The lottery is a form of gambling in which people pay money for the chance to win a prize, such as money or goods. It is a common way for states to raise revenue without taxing the general public. In the United States, lotteries are generally run by state governments or private corporations licensed by the government. They have become a popular source of revenue for public services, including education, public health and welfare, and infrastructure such as roads and bridges. Some states also use lotteries to distribute unemployment benefits and public housing.

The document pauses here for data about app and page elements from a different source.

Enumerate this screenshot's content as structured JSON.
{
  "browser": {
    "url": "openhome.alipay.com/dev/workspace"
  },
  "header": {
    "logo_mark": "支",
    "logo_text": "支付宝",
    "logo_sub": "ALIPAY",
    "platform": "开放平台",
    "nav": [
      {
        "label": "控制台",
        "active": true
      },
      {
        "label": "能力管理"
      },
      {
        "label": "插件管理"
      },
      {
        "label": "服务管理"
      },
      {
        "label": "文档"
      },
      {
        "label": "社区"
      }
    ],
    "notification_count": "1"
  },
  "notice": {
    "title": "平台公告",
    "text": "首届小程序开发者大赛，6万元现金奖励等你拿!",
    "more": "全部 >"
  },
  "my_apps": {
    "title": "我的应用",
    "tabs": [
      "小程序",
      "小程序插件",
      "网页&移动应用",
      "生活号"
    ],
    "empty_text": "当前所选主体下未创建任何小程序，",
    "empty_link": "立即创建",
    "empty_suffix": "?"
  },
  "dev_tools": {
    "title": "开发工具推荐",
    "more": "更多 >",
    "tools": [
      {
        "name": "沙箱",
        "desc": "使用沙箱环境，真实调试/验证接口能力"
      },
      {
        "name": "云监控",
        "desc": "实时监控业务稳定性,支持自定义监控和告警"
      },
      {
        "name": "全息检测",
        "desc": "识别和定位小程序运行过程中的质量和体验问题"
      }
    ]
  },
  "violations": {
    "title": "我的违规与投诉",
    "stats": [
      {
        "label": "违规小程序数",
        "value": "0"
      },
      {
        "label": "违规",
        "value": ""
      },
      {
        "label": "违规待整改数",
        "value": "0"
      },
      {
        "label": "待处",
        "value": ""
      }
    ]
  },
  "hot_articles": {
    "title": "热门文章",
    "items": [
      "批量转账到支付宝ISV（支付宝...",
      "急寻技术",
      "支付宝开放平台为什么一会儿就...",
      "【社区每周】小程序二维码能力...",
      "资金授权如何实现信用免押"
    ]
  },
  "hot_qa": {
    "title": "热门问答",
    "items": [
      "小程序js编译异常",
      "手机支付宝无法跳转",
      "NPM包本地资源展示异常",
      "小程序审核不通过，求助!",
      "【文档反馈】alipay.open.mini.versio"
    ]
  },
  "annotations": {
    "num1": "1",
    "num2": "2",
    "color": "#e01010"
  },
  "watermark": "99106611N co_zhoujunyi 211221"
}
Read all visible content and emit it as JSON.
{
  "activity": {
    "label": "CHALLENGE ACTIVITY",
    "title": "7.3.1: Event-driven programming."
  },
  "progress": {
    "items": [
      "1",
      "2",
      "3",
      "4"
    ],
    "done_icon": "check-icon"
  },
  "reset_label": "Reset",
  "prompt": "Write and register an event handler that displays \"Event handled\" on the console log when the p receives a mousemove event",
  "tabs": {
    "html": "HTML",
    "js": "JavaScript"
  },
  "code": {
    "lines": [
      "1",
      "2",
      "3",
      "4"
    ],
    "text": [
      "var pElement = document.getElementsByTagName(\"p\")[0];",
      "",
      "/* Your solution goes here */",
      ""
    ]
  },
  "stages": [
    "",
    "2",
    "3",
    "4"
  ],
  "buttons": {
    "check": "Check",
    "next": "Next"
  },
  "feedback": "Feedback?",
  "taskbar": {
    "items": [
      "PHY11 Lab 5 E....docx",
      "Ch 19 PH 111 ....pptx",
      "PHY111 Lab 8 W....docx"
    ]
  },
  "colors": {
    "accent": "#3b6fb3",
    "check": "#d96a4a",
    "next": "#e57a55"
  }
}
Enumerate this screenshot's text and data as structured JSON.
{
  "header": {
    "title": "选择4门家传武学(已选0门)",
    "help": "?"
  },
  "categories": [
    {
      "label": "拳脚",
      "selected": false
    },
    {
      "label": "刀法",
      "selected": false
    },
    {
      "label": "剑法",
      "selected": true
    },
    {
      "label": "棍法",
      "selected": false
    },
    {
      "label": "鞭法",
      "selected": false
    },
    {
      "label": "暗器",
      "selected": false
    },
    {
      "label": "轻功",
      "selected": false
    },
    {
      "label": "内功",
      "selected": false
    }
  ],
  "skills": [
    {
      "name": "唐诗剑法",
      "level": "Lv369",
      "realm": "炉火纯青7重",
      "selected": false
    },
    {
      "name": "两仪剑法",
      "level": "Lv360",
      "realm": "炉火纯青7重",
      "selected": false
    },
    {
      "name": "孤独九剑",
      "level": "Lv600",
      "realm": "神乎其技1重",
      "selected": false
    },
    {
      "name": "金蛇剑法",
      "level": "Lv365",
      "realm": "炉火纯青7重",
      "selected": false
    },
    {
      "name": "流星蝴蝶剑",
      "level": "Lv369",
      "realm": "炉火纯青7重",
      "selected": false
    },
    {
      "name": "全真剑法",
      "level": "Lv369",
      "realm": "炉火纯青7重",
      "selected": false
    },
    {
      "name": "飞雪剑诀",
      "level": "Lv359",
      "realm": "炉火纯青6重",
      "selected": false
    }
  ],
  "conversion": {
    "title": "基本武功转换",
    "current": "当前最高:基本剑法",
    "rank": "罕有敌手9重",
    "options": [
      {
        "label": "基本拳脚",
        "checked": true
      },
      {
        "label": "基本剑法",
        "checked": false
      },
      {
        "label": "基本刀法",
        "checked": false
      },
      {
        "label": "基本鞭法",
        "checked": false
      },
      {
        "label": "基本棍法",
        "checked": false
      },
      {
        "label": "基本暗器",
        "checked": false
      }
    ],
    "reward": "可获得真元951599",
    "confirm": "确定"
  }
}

Despite the large sums of money on offer, most lottery winners spend a small fraction of their winnings and are back in debt within a few years. In addition, the winners often face huge tax implications — sometimes up to half of their winnings might be paid in taxes. In the United States, Americans spend over $80 Billion a year on the lottery, money that could be used for something more useful like building an emergency fund or paying off credit card debt.
In many cases, the lottery is a scam that takes advantage of vulnerable people. Several studies have found that the majority of lottery tickets are sold to people who are at risk for financial problems or mental illness. Those who are at risk of financial or emotional problems should not be encouraged to gamble on the lottery, but rather to invest in their own health and well-being.
Making decisions and determining fates by the casting of lots has a long history, but lotteries as a means to gain material wealth are of more recent origin. They began in the early colonies to raise money for municipal projects, and George Washington sponsored a lottery to help alleviate his crushing debts. Lotteries have been a major source of public funding throughout American history, helping finance everything from the construction of Harvard and Yale to the building of the first US roads.
While the lure of instant riches is strong, lottery games are often addictive. The prize amounts can grow to newsworthy sums, driving sales and generating publicity for the game. However, if the jackpot grows to too large a size, it can be difficult to find enough ticket holders willing to participate at that price point.
Lottery revenues typically increase rapidly after they begin, but eventually level off and may even decline. This has forced the industry to introduce new games, such as keno and video poker, in order to sustain or increase profits. While these innovations have produced some issues, such as compulsive gambling and a regressive effect on lower-income groups, they have also led to a dramatic expansion of the lottery’s overall scope. The majority of people who buy lottery tickets do so for a brief moment of fantasy, imagining what it would be like to stand on stage with an oversized check for millions of dollars. The true value of the lottery, though, lies in its ability to provide an opportunity to experience wealth and power for a brief time.